Planemasters, a longtime tenant, is one of the Midwest’s largest executive charter operators, and Mukenschnabl is a complete aircraft maintenance facility for turbine and piston aircraft.

Another tenant, J.A. Air Center, offers an on-airport aircraft interior repair shop. It is also the world’s largest Garmin GPS dealer for the sixth year. Since 1967 the company has received more than 80 awards, including recognition for aircraft sales, aviation maintenance safety, accident prevention and avionics. In all, there are three maintenance and avionics businesses on the airfield offering major airframe and powerplant service.

The Pilot Shop is the only dedicated, on-airport pilot supply store in Illinois. It offers navigational gear, aircraft accessories, gifts and training materials.

T-Bird Aviation, another airport tenant, provides aircraft acquisition, management and worldwide private jet charter and helicopter service. T-Bird has been approved by Securitas Security Services USA to continue transporting executives of a well-known worldwide vehicle manufacturer. It is among only six charter companies in the U.S. qualified to do so.
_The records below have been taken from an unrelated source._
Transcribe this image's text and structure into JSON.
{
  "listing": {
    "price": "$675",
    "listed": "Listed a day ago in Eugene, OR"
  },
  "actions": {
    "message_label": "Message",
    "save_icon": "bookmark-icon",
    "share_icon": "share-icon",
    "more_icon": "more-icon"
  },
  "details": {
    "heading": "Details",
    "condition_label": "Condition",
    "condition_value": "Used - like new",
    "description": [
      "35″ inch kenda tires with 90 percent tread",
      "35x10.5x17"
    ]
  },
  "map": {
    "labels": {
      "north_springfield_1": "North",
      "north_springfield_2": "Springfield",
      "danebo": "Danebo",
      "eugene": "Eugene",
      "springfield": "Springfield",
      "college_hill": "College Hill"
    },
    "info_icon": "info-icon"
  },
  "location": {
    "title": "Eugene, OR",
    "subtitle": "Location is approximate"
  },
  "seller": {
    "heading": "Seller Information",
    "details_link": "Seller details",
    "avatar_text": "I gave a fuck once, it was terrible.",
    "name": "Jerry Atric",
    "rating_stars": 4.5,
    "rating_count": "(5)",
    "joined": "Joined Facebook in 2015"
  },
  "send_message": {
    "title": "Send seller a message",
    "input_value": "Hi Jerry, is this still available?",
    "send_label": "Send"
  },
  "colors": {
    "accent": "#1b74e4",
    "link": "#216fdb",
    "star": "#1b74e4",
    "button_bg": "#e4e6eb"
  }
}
The airport has several flight training operations, including the nationally recognized American Flyers, a company that has specialized in flight training with nationwide locations since 1939.

The reason DAA has so much flexibility and can respond to opportunities quickly is because it is an Illinois Special District rather than a government agency. It is governed by a nine-member, independent, business-oriented airport Board of Commissioners appointed by the DuPage County chairman. According to Bird, the board is composed of top business leaders in the Chicago area and is focused solely on airport matters without the politics of city-run boards. “We have the right to approve building plans and expedite approvals,” he said. “It reduces the inefficient wait time that can often put you behind. Instead, we can operate a dynamic business that can take advantage of opportunities as they arise.”